Thursday, April 25, 2013

Finding your way

One of the early rank requirements is to show how to find your way at night without a compass.* On one level, it's as simple as learning how to find the Big Dipper's pointer stars and continue to Polaris. But if you take it up a notch, it becomes a lesson in observing the changing seasons and one's place in the universe. Constellations are always changing position, based on the Earth's position in its orbit around the sun, relative axial tilt and so forth. Different constellations appear in different parts of the sky at different times of year. Mariners used to find their way by observing the stars relative to their latitude and time of year to fix their position and time, and plot a course across the ocean.  Before GPS, Galileo and GLONASS, the stars were our space-based navigation system.

It's fun to explore the night sky and contemplate not just where we are, but who, and even when. Dr. Neil DeGrasse Tyson observed that "telescopes are time machines." When we look up, we're looking deep into the past, all because light travels at a finite speed, and the distances are so immense. On your next camp out, take some binoculars, a star chart or two, and review the Hubble web site's monthly Night Sky video with your boys. Astronomy, besides just being really cool, is a great way to lead into a deep discussion about Life, the Universe and Everything.** If you're lost, look to the heavens to find your way.



Prepared. | For Life.™

*First Class Requirement 1 
**Apologies to Douglas Adams

1 comment:

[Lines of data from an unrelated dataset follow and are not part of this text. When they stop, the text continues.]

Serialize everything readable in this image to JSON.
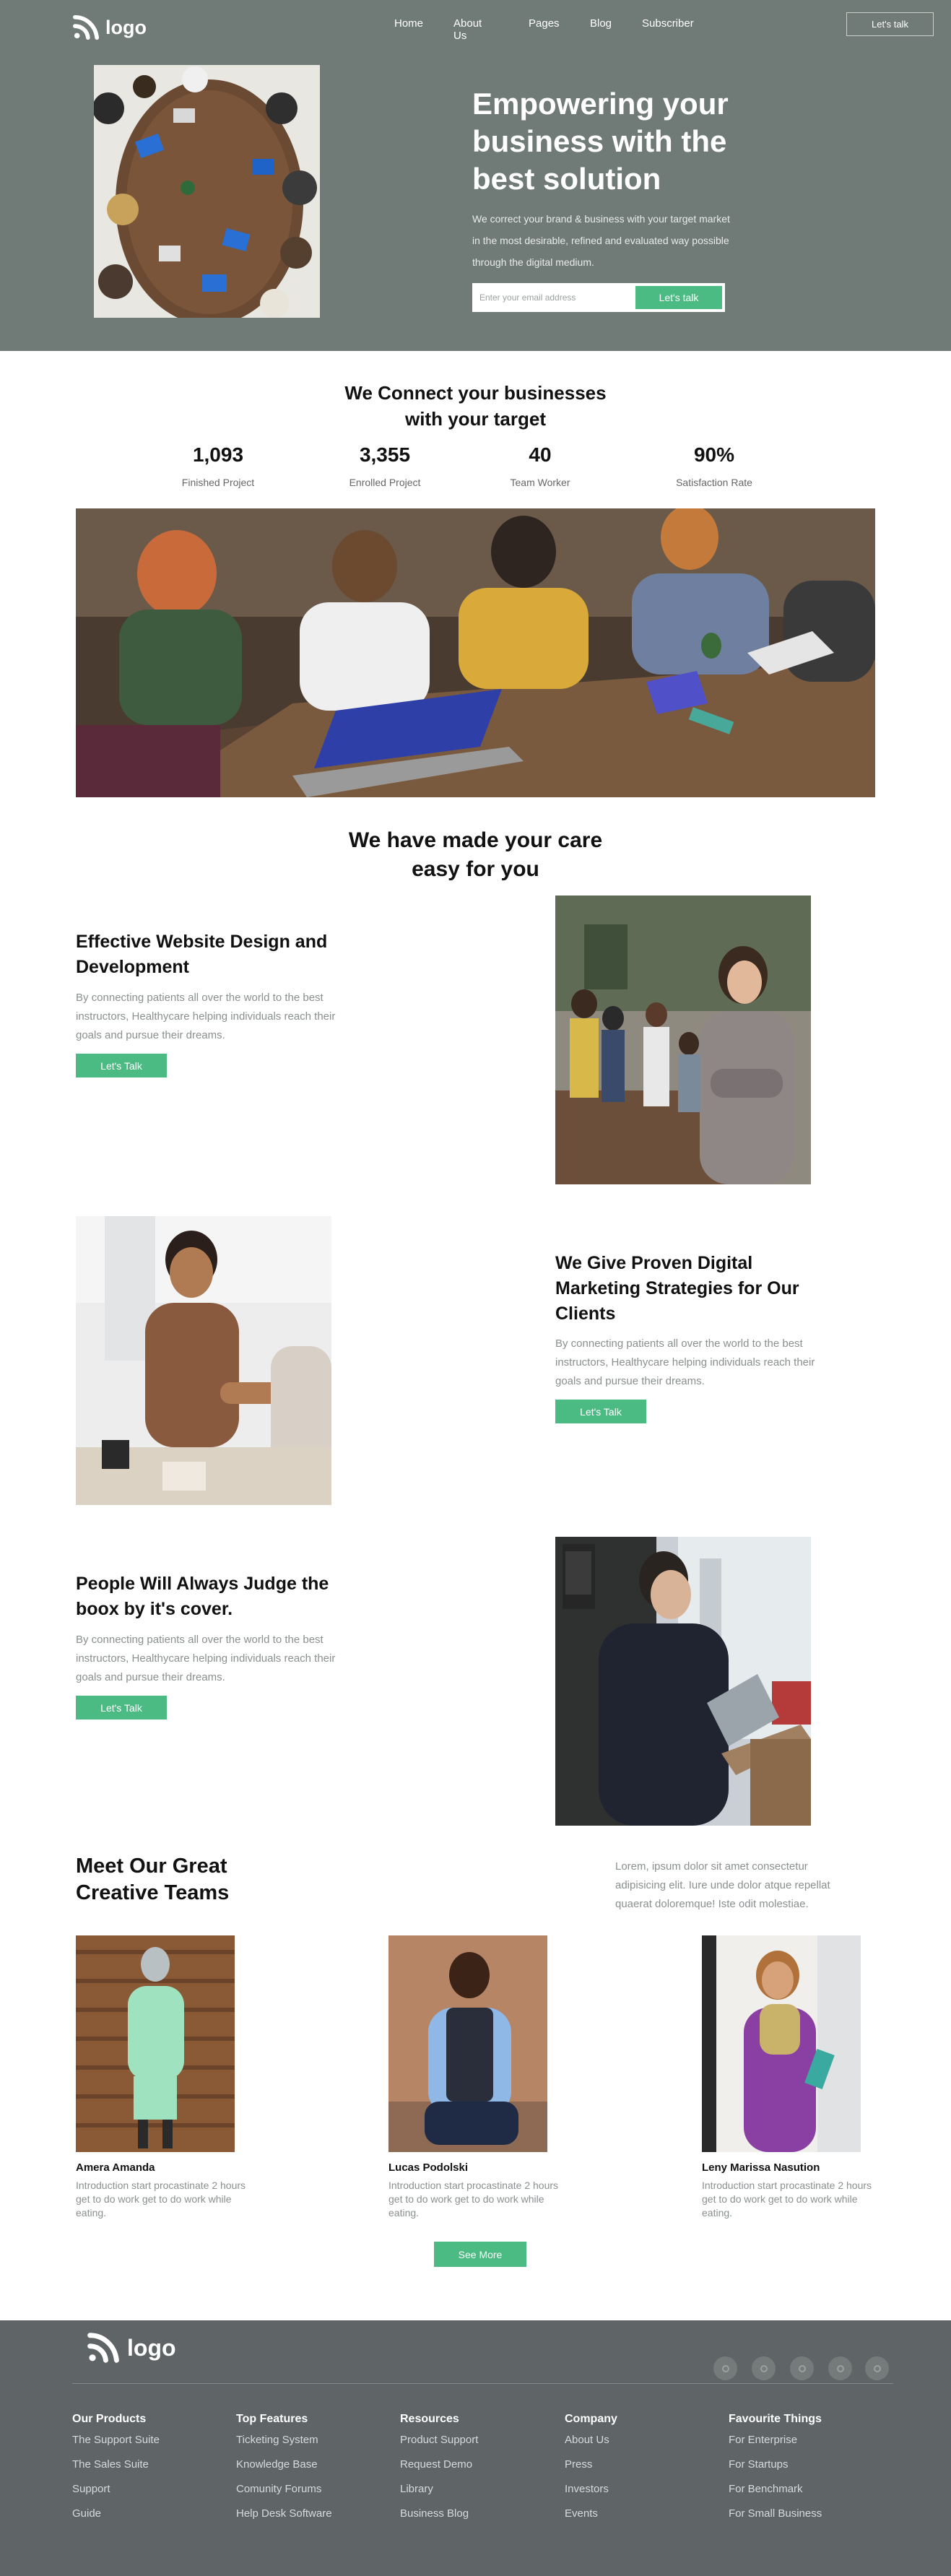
{
  "brand": {
    "logo_text": "logo"
  },
  "nav": {
    "items": [
      "Home",
      "About Us",
      "Pages",
      "Blog",
      "Subscriber"
    ],
    "cta": "Let's talk"
  },
  "hero": {
    "title": "Empowering your business with the best solution",
    "text": "We correct your brand & business with your target market in the most desirable, refined and evaluated way possible through the digital medium.",
    "email_placeholder": "Enter your email address",
    "email_button": "Let's talk"
  },
  "connect": {
    "title_line1": "We Connect your businesses",
    "title_line2": "with your target",
    "stats": [
      {
        "value": "1,093",
        "label": "Finished Project"
      },
      {
        "value": "3,355",
        "label": "Enrolled Project"
      },
      {
        "value": "40",
        "label": "Team Worker"
      },
      {
        "value": "90%",
        "label": "Satisfaction Rate"
      }
    ]
  },
  "care": {
    "title_line1": "We have made your care",
    "title_line2": "easy for you"
  },
  "features": [
    {
      "title": "Effective Website Design and Development",
      "text": "By connecting patients all over the world to the best instructors, Healthycare helping individuals reach their goals and pursue their dreams.",
      "button": "Let's Talk"
    },
    {
      "title": "We Give Proven Digital Marketing Strategies for Our Clients",
      "text": "By connecting patients all over the world to the best instructors, Healthycare helping individuals reach their goals and pursue their dreams.",
      "button": "Let's Talk"
    },
    {
      "title": "People Will Always Judge the boox by it's cover.",
      "text": "By connecting patients all over the world to the best instructors, Healthycare helping individuals reach their goals and pursue their dreams.",
      "button": "Let's Talk"
    }
  ],
  "team": {
    "title": "Meet Our Great Creative Teams",
    "intro": "Lorem, ipsum dolor sit amet consectetur adipisicing elit. Iure unde dolor atque repellat quaerat doloremque! Iste odit molestiae.",
    "members": [
      {
        "name": "Amera Amanda",
        "desc": "Introduction start procastinate 2 hours get to do work get to do work while eating."
      },
      {
        "name": "Lucas Podolski",
        "desc": "Introduction start procastinate 2 hours get to do work get to do work while eating."
      },
      {
        "name": "Leny Marissa Nasution",
        "desc": "Introduction start procastinate 2 hours get to do work get to do work while eating."
      }
    ],
    "see_more": "See More"
  },
  "footer": {
    "logo_text": "logo",
    "social_icons": [
      "social-icon-1",
      "social-icon-2",
      "social-icon-3",
      "social-icon-4",
      "social-icon-5"
    ],
    "columns": [
      {
        "heading": "Our Products",
        "links": [
          "The Support Suite",
          "The Sales Suite",
          "Support",
          "Guide"
        ]
      },
      {
        "heading": "Top Features",
        "links": [
          "Ticketing System",
          "Knowledge Base",
          "Comunity Forums",
          "Help Desk Software"
        ]
      },
      {
        "heading": "Resources",
        "links": [
          "Product Support",
          "Request Demo",
          "Library",
          "Business Blog"
        ]
      },
      {
        "heading": "Company",
        "links": [
          "About Us",
          "Press",
          "Investors",
          "Events"
        ]
      },
      {
        "heading": "Favourite Things",
        "links": [
          "For Enterprise",
          "For Startups",
          "For Benchmark",
          "For Small Business"
        ]
      }
    ]
  },
  "colors": {
    "hero_bg": "#707a77",
    "accent": "#4bba83",
    "footer_bg": "#5f6566"
  }
}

Allen said...

If you're going to lead them into a discussion about Life, the Universe, and Everything, make sure you have your towel.